As AI evolves, it will become much better at generating useful code, converting code from one programming language to another, or answering questions that are specific to a code snippet. We’re actively monitoring the progress in AI and looking into ways AI can help developers within Codesphere with code development.
How Did You Evaluate Your Startup Idea?
We started out building something technically interesting, and when we launched after half a year and got to our first 30,000 users, we didn’t charge them nearly enough to cover our expenses. That’s when we started looking more seriously into product management and business development.
When you’re trying to build the new AWS, you cannot rely on AWS but have to build your own infrastructure first. So our approach involved everything from Linux to Kubernetes to the applications running on top of it, and that took us some time and detailed product management.
In our process, we first define our objectives. Here, it is really handy that we have very experienced people who previously worked on Google Maps or Kubernetes on our team, and so they have a really good intuition for things a typical user might not think of. Then, we combine this experience with our objectives and come up with a hypothesis about what might work, and create some mockups.
We also ask potential customers about their requirements and budget, and then let them test the mockups of new features themselves. As we observe them play around, we test for two things: whether the features work in principle and whether they understand how the features work and can use them.

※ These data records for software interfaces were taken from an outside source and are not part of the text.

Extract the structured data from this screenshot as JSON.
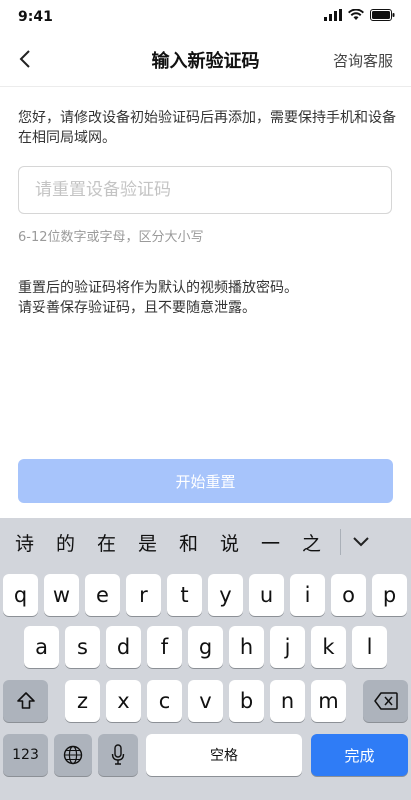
{
  "status": {
    "time": "9:41"
  },
  "nav": {
    "title": "输入新验证码",
    "right_link": "咨询客服"
  },
  "content": {
    "description": "您好，请修改设备初始验证码后再添加，需要保持手机和设备在相同局域网。",
    "input_placeholder": "请重置设备验证码",
    "hint": "6-12位数字或字母，区分大小写",
    "note_line1": "重置后的验证码将作为默认的视频播放密码。",
    "note_line2": "请妥善保存验证码，且不要随意泄露。"
  },
  "button": {
    "start_label": "开始重置"
  },
  "keyboard": {
    "candidates": [
      "诗",
      "的",
      "在",
      "是",
      "和",
      "说",
      "一",
      "之"
    ],
    "row1": [
      "q",
      "w",
      "e",
      "r",
      "t",
      "y",
      "u",
      "i",
      "o",
      "p"
    ],
    "row2": [
      "a",
      "s",
      "d",
      "f",
      "g",
      "h",
      "j",
      "k",
      "l"
    ],
    "row3": [
      "z",
      "x",
      "c",
      "v",
      "b",
      "n",
      "m"
    ],
    "numbers_label": "123",
    "space_label": "空格",
    "done_label": "完成",
    "accent_color": "#2f7cf6"
  }
}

We then write a product brief and start the development. Once developed, we market the feature and dedicate further research to what needs to be changed going forward. This process is super detailed because every feature is complicated, involving multiple microservices, and one has to avoid state conflicts between them.

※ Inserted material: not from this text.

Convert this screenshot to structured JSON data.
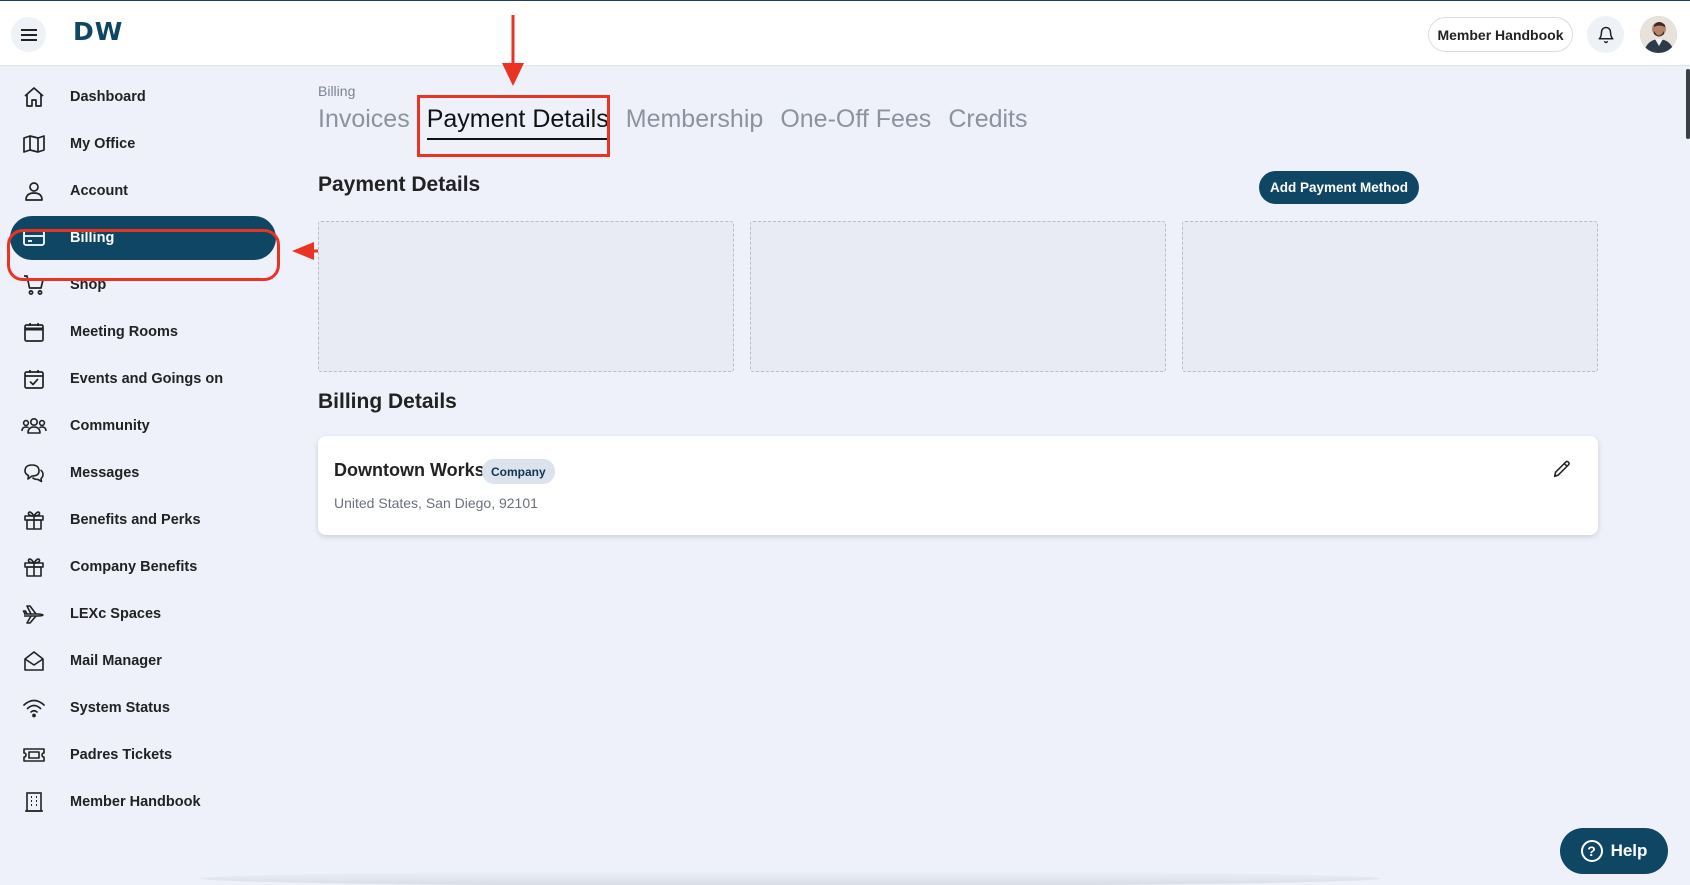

What Advice Would You Give Fellow Deep Tech Founders?
Before you worry about finding a co-founder or hiring, first do the work and test different solutions for the problem you’re solving. Focus on speed of iteration, quick prototyping, and maximizing your learning on what works instead of falling in love with one particular idea.
Only start looking for co-founders and employees when you’re confident that you’ve found a viable solution, and hire them only if they can help you address a particular risk that your startup is facing. Then implement a clear organisational structure and hierarchy; otherwise, diffuse roles and responsibilities will slow you down.

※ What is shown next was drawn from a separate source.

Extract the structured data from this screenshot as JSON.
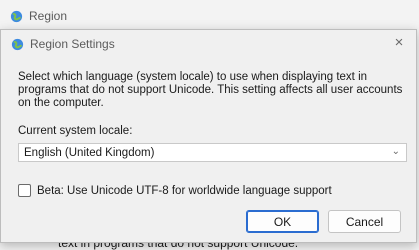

Finally, talk to investors only when you’re really confident that your solution works and you need to hasten its development or scale it to reach more customers. Don’t get investors on board if you still have lots of risks that you could have derisked yourself. Research the problem and solution yourself first and get your prototype out there as fast and as simple as possible.
Former Google engineer chips €4.5M to his cloud platform revolutionising how startups scale web apps – Article by techfundingnews on Codesphere’s latest funding round
TUTORIAL: How to Get Started With Codesphere – This video is all you need to get up and running with Codesphere
10 Algorithms Every Developer Should Learn – Read more on the Codesphere Medium blog
How to pick the right tech stack – Interview with Roman Frolov, the Codesphere CTO, on the Codesphere podcast ‘Startup Architects’ hosted by Spotify